### Data records for software interfaces
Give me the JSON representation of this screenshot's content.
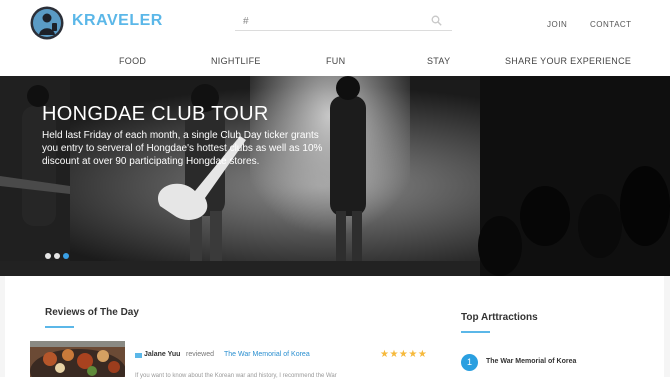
{
  "header": {
    "brand": "KRAVELER",
    "search": {
      "value": "#"
    },
    "links": {
      "join": "JOIN",
      "contact": "CONTACT"
    },
    "nav": [
      "FOOD",
      "NIGHTLIFE",
      "FUN",
      "STAY",
      "SHARE YOUR EXPERIENCE"
    ]
  },
  "hero": {
    "title": "HONGDAE CLUB TOUR",
    "text": "Held last Friday of each month, a single Club Day ticker grants you entry to serveral of Hongdae's hottest clubs as well as 10% discount at over 90 participating Hongdae stores.",
    "slides": {
      "count": 3,
      "active": 3
    }
  },
  "reviews": {
    "title": "Reviews of The Day",
    "items": [
      {
        "reviewer": "Jalane Yuu",
        "action": "reviewed",
        "place": "The War Memorial of Korea",
        "stars": "★★★★★",
        "rating": 5,
        "snippet": "If you want to know about the Korean war and history, I recommend the War"
      }
    ]
  },
  "attractions": {
    "title": "Top Arttractions",
    "items": [
      {
        "rank": "1",
        "name": "The War Memorial of Korea"
      }
    ]
  },
  "colors": {
    "accent": "#5bb7e8",
    "link": "#2a8fd0",
    "star": "#f6b93b"
  }
}
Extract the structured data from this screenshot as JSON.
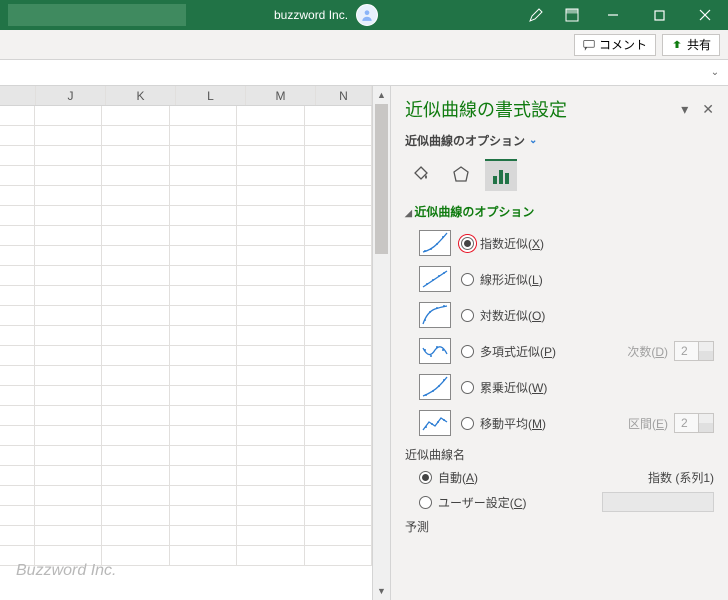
{
  "titlebar": {
    "app_title": "buzzword Inc."
  },
  "ribbon": {
    "comment_label": "コメント",
    "share_label": "共有"
  },
  "grid": {
    "columns": [
      "",
      "J",
      "K",
      "L",
      "M",
      "N"
    ]
  },
  "pane": {
    "title": "近似曲線の書式設定",
    "subtitle": "近似曲線のオプション",
    "section": "近似曲線のオプション",
    "options": {
      "exponential": "指数近似(X)",
      "linear": "線形近似(L)",
      "logarithmic": "対数近似(O)",
      "polynomial": "多項式近似(P)",
      "power": "累乗近似(W)",
      "moving_avg": "移動平均(M)",
      "degree_label": "次数(D)",
      "degree_value": "2",
      "period_label": "区間(E)",
      "period_value": "2"
    },
    "name": {
      "section": "近似曲線名",
      "auto": "自動(A)",
      "custom": "ユーザー設定(C)",
      "auto_value": "指数 (系列1)"
    },
    "forecast": "予測"
  },
  "watermark": "Buzzword Inc."
}
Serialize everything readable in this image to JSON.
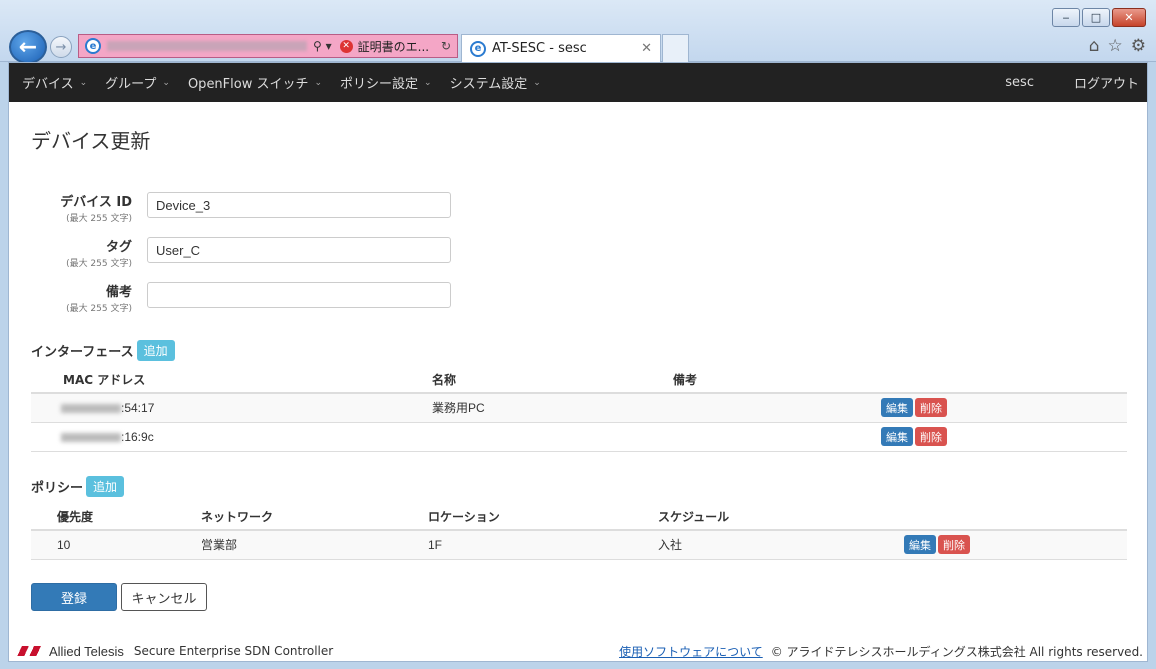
{
  "browser": {
    "cert_error": "証明書のエ...",
    "tab_title": "AT-SESC - sesc"
  },
  "nav": {
    "items": [
      {
        "label": "デバイス"
      },
      {
        "label": "グループ"
      },
      {
        "label": "OpenFlow スイッチ"
      },
      {
        "label": "ポリシー設定"
      },
      {
        "label": "システム設定"
      }
    ],
    "user": "sesc",
    "logout": "ログアウト"
  },
  "page_title": "デバイス更新",
  "form": {
    "device_id": {
      "label": "デバイス ID",
      "hint": "(最大 255 文字)",
      "value": "Device_3"
    },
    "tag": {
      "label": "タグ",
      "hint": "(最大 255 文字)",
      "value": "User_C"
    },
    "note": {
      "label": "備考",
      "hint": "(最大 255 文字)",
      "value": ""
    }
  },
  "interfaces": {
    "label": "インターフェース",
    "add": "追加",
    "columns": [
      "MAC アドレス",
      "名称",
      "備考"
    ],
    "rows": [
      {
        "mac": ":54:17",
        "name": "業務用PC",
        "note": ""
      },
      {
        "mac": ":16:9c",
        "name": "",
        "note": ""
      }
    ]
  },
  "policy": {
    "label": "ポリシー",
    "add": "追加",
    "columns": [
      "優先度",
      "ネットワーク",
      "ロケーション",
      "スケジュール"
    ],
    "rows": [
      {
        "priority": "10",
        "network": "営業部",
        "location": "1F",
        "schedule": "入社"
      }
    ]
  },
  "row_actions": {
    "edit": "編集",
    "delete": "削除"
  },
  "buttons": {
    "submit": "登録",
    "cancel": "キャンセル"
  },
  "footer": {
    "company_logo": "Allied Telesis",
    "product": "Secure Enterprise SDN Controller",
    "link": "使用ソフトウェアについて",
    "copyright": "© アライドテレシスホールディングス株式会社 All rights reserved."
  },
  "colors": {
    "navbar": "#222222",
    "primary": "#337ab7",
    "info": "#5bc0de",
    "danger": "#d9534f"
  }
}
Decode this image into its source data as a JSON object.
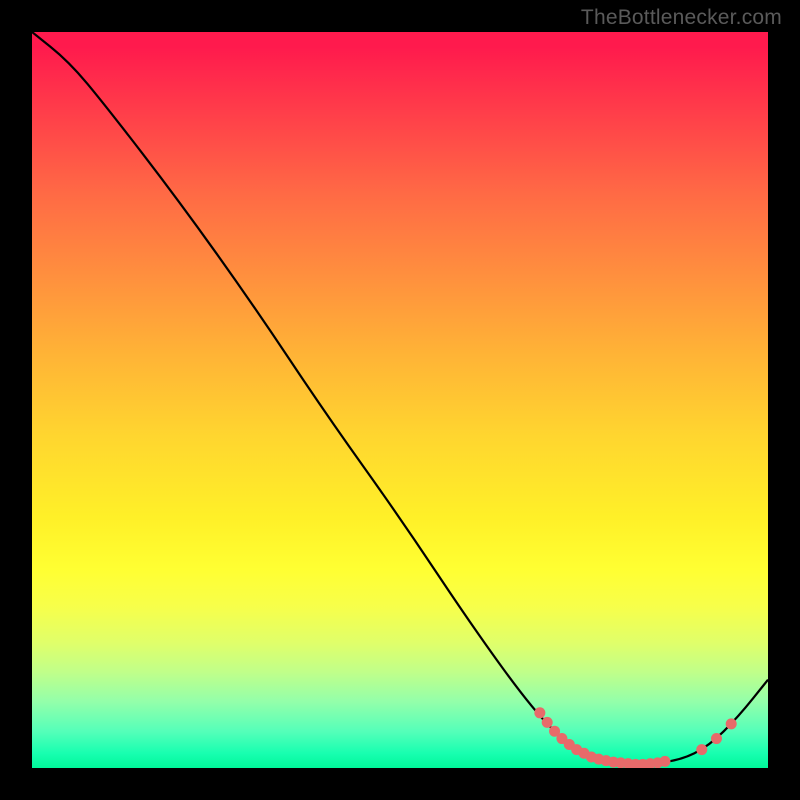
{
  "attribution": "TheBottlenecker.com",
  "chart_data": {
    "type": "line",
    "title": "",
    "xlabel": "",
    "ylabel": "",
    "xlim": [
      0,
      100
    ],
    "ylim": [
      0,
      100
    ],
    "series": [
      {
        "name": "curve",
        "points": [
          {
            "x": 0,
            "y": 100
          },
          {
            "x": 5,
            "y": 96
          },
          {
            "x": 10,
            "y": 90
          },
          {
            "x": 20,
            "y": 77
          },
          {
            "x": 30,
            "y": 63
          },
          {
            "x": 40,
            "y": 48
          },
          {
            "x": 50,
            "y": 34
          },
          {
            "x": 60,
            "y": 19
          },
          {
            "x": 68,
            "y": 8
          },
          {
            "x": 73,
            "y": 3
          },
          {
            "x": 78,
            "y": 1
          },
          {
            "x": 83,
            "y": 0.5
          },
          {
            "x": 88,
            "y": 1
          },
          {
            "x": 92,
            "y": 3
          },
          {
            "x": 96,
            "y": 7
          },
          {
            "x": 100,
            "y": 12
          }
        ]
      }
    ],
    "markers": [
      {
        "x": 69,
        "y": 7.5
      },
      {
        "x": 70,
        "y": 6.2
      },
      {
        "x": 71,
        "y": 5.0
      },
      {
        "x": 72,
        "y": 4.0
      },
      {
        "x": 73,
        "y": 3.2
      },
      {
        "x": 74,
        "y": 2.5
      },
      {
        "x": 75,
        "y": 2.0
      },
      {
        "x": 76,
        "y": 1.5
      },
      {
        "x": 77,
        "y": 1.2
      },
      {
        "x": 78,
        "y": 1.0
      },
      {
        "x": 79,
        "y": 0.8
      },
      {
        "x": 80,
        "y": 0.7
      },
      {
        "x": 81,
        "y": 0.6
      },
      {
        "x": 82,
        "y": 0.5
      },
      {
        "x": 83,
        "y": 0.5
      },
      {
        "x": 84,
        "y": 0.6
      },
      {
        "x": 85,
        "y": 0.7
      },
      {
        "x": 86,
        "y": 0.9
      },
      {
        "x": 91,
        "y": 2.5
      },
      {
        "x": 93,
        "y": 4.0
      },
      {
        "x": 95,
        "y": 6.0
      }
    ],
    "marker_color": "#e86a6a",
    "line_color": "#000000"
  }
}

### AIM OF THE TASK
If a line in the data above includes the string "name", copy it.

### WRITTEN SOLUTION
        "name": "The War Memorial of Korea"
    "name": {
        "name": "業務用PC",
        "name": "",
        "name": "curve",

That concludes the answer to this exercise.